[Work instruction]
Return the listing that follows, word for word.

[Source data]
⁂
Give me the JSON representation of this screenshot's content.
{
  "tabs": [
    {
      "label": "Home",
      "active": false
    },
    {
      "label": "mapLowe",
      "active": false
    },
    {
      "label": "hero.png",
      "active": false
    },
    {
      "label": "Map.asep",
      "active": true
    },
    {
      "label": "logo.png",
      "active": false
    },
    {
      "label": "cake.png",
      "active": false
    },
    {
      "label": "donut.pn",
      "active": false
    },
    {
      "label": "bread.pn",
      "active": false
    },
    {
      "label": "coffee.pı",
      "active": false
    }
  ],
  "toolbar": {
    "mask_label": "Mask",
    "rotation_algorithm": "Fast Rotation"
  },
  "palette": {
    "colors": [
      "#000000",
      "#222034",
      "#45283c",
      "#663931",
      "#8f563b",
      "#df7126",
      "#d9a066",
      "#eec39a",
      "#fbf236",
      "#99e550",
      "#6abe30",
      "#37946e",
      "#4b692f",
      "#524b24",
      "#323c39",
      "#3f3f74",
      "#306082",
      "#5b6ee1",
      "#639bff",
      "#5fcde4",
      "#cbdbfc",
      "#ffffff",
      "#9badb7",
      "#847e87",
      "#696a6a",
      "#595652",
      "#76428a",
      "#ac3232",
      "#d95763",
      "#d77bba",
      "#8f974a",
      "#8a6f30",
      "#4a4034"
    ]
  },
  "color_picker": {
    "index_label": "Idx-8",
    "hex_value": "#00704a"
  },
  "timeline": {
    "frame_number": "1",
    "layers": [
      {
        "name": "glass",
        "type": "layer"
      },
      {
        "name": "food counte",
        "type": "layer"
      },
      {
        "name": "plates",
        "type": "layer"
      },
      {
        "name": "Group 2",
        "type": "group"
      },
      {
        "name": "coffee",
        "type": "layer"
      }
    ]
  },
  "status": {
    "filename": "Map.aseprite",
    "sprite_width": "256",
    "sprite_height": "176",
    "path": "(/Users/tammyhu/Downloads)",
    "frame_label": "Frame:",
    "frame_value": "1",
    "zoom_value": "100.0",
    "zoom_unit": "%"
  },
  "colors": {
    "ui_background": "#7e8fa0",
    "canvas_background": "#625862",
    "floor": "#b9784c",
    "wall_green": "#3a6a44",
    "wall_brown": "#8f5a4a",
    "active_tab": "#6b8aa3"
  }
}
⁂
[Exercise output]
Give me the JSON representation of this screenshot's content.
{
  "tabs": [
    {
      "label": "Home",
      "active": false
    },
    {
      "label": "mapLowe",
      "active": false
    },
    {
      "label": "hero.png",
      "active": false
    },
    {
      "label": "Map.asep",
      "active": true
    },
    {
      "label": "logo.png",
      "active": false
    },
    {
      "label": "cake.png",
      "active": false
    },
    {
      "label": "donut.pn",
      "active": false
    },
    {
      "label": "bread.pn",
      "active": false
    },
    {
      "label": "coffee.pı",
      "active": false
    }
  ],
  "toolbar": {
    "mask_label": "Mask",
    "rotation_algorithm": "Fast Rotation"
  },
  "palette": {
    "colors": [
      "#000000",
      "#222034",
      "#45283c",
      "#663931",
      "#8f563b",
      "#df7126",
      "#d9a066",
      "#eec39a",
      "#fbf236",
      "#99e550",
      "#6abe30",
      "#37946e",
      "#4b692f",
      "#524b24",
      "#323c39",
      "#3f3f74",
      "#306082",
      "#5b6ee1",
      "#639bff",
      "#5fcde4",
      "#cbdbfc",
      "#ffffff",
      "#9badb7",
      "#847e87",
      "#696a6a",
      "#595652",
      "#76428a",
      "#ac3232",
      "#d95763",
      "#d77bba",
      "#8f974a",
      "#8a6f30",
      "#4a4034"
    ]
  },
  "color_picker": {
    "index_label": "Idx-8",
    "hex_value": "#00704a"
  },
  "timeline": {
    "frame_number": "1",
    "layers": [
      {
        "name": "glass",
        "type": "layer"
      },
      {
        "name": "food counte",
        "type": "layer"
      },
      {
        "name": "plates",
        "type": "layer"
      },
      {
        "name": "Group 2",
        "type": "group"
      },
      {
        "name": "coffee",
        "type": "layer"
      }
    ]
  },
  "status": {
    "filename": "Map.aseprite",
    "sprite_width": "256",
    "sprite_height": "176",
    "path": "(/Users/tammyhu/Downloads)",
    "frame_label": "Frame:",
    "frame_value": "1",
    "zoom_value": "100.0",
    "zoom_unit": "%"
  },
  "colors": {
    "ui_background": "#7e8fa0",
    "canvas_background": "#625862",
    "floor": "#b9784c",
    "wall_green": "#3a6a44",
    "wall_brown": "#8f5a4a",
    "active_tab": "#6b8aa3"
  }
}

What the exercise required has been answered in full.